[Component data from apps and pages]

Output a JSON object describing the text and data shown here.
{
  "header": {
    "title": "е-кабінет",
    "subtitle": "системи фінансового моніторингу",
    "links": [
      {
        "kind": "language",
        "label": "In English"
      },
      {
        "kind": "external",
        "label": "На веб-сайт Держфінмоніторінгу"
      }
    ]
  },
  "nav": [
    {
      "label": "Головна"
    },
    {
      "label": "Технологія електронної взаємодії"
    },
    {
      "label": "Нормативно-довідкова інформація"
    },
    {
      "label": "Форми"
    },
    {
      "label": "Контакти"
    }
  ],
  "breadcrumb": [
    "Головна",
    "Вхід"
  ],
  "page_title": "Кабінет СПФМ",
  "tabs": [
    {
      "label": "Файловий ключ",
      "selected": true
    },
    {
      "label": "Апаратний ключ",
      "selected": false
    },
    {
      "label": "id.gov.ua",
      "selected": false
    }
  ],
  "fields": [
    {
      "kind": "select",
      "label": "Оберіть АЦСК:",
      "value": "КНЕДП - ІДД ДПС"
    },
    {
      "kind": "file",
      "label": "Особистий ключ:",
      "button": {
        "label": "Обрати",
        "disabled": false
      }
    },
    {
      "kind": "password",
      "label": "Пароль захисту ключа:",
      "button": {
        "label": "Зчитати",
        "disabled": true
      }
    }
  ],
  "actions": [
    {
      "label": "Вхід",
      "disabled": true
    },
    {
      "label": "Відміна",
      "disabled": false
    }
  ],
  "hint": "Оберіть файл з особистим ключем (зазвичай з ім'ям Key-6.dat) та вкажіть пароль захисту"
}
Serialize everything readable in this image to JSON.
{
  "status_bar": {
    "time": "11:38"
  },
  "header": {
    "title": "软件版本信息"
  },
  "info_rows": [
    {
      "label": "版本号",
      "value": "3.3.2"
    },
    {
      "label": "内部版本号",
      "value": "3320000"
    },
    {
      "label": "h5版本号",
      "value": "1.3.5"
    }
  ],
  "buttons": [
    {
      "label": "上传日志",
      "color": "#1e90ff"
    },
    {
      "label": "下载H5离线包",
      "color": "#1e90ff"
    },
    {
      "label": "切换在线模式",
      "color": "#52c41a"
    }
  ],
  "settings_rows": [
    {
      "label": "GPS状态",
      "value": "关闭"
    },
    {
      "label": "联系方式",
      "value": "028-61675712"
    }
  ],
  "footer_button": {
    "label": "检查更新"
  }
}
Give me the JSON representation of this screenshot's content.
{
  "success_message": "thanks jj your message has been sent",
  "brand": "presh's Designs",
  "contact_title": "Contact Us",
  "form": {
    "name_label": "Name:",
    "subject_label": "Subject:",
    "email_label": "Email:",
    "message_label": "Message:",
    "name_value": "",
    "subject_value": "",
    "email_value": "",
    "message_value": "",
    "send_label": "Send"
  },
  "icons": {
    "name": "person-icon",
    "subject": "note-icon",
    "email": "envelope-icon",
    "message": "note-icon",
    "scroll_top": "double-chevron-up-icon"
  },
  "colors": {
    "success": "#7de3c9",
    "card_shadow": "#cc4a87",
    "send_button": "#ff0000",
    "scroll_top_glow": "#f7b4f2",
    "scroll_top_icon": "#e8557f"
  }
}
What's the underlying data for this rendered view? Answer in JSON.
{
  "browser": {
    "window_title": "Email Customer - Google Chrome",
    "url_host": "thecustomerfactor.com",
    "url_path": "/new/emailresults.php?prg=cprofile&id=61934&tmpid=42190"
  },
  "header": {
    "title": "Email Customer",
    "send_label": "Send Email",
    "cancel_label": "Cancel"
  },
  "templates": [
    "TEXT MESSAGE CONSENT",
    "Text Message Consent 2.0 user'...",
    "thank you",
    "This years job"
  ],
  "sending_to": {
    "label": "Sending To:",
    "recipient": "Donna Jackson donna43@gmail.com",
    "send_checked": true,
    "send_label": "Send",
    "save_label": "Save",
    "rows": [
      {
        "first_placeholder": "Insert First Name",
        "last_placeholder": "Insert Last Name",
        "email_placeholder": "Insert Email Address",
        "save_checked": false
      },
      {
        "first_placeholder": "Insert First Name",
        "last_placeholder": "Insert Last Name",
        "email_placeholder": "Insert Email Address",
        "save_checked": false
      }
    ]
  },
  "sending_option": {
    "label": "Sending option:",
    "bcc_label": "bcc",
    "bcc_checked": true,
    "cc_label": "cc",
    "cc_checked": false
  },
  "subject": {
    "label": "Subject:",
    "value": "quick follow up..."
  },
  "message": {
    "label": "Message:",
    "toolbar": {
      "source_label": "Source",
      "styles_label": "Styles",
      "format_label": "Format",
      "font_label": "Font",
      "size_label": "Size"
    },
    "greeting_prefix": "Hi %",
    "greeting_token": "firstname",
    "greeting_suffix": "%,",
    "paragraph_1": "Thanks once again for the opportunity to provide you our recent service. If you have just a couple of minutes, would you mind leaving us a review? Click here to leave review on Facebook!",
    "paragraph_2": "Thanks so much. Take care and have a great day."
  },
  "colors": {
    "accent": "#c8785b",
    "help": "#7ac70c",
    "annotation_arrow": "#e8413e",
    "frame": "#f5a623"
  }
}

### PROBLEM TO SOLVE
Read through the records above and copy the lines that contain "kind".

### ANSWER BOX
        "kind": "language",
        "kind": "external",
      "kind": "select",
      "kind": "file",
      "kind": "password",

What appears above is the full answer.